Segment Start: SUPPLIED DATA

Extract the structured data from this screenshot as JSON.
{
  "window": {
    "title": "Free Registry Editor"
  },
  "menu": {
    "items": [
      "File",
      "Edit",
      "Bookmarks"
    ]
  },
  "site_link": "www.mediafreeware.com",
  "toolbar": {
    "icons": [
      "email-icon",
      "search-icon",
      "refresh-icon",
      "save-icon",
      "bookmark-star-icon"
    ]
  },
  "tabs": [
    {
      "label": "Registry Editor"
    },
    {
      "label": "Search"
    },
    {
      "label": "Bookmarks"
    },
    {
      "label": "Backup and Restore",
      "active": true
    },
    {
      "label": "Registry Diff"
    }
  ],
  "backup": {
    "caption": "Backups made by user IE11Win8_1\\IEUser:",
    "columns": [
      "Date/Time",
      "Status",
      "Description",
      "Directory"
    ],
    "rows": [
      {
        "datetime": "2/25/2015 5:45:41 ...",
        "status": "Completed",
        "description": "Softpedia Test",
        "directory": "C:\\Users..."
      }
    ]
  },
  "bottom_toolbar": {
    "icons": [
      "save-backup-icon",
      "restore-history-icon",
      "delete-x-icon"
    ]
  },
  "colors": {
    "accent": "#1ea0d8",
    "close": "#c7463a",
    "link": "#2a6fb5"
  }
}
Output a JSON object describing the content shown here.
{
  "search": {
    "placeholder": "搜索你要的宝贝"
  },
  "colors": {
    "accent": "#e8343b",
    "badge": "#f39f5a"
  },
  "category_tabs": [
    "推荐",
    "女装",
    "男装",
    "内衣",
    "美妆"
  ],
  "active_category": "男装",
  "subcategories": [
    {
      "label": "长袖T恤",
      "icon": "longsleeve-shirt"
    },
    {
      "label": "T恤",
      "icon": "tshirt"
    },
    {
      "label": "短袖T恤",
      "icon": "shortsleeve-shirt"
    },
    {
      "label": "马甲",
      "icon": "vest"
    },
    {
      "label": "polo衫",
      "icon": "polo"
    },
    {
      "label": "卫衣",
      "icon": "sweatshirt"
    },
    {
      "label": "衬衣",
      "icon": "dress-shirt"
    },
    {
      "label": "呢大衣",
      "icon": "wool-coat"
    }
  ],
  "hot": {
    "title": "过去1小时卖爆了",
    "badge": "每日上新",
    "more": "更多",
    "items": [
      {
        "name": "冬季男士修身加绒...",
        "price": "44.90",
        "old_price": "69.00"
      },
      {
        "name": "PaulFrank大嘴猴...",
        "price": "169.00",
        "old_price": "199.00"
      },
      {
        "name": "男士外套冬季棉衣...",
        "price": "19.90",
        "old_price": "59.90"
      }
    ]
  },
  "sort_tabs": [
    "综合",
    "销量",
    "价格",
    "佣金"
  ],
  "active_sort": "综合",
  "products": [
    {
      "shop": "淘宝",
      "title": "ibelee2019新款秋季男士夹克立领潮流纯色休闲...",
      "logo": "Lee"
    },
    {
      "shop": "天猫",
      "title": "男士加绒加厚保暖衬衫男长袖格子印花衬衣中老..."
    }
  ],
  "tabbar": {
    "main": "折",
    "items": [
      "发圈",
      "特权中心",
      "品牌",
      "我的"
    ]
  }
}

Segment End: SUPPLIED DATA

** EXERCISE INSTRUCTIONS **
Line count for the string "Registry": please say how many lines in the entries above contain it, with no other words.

** WRITTEN ANSWER **
3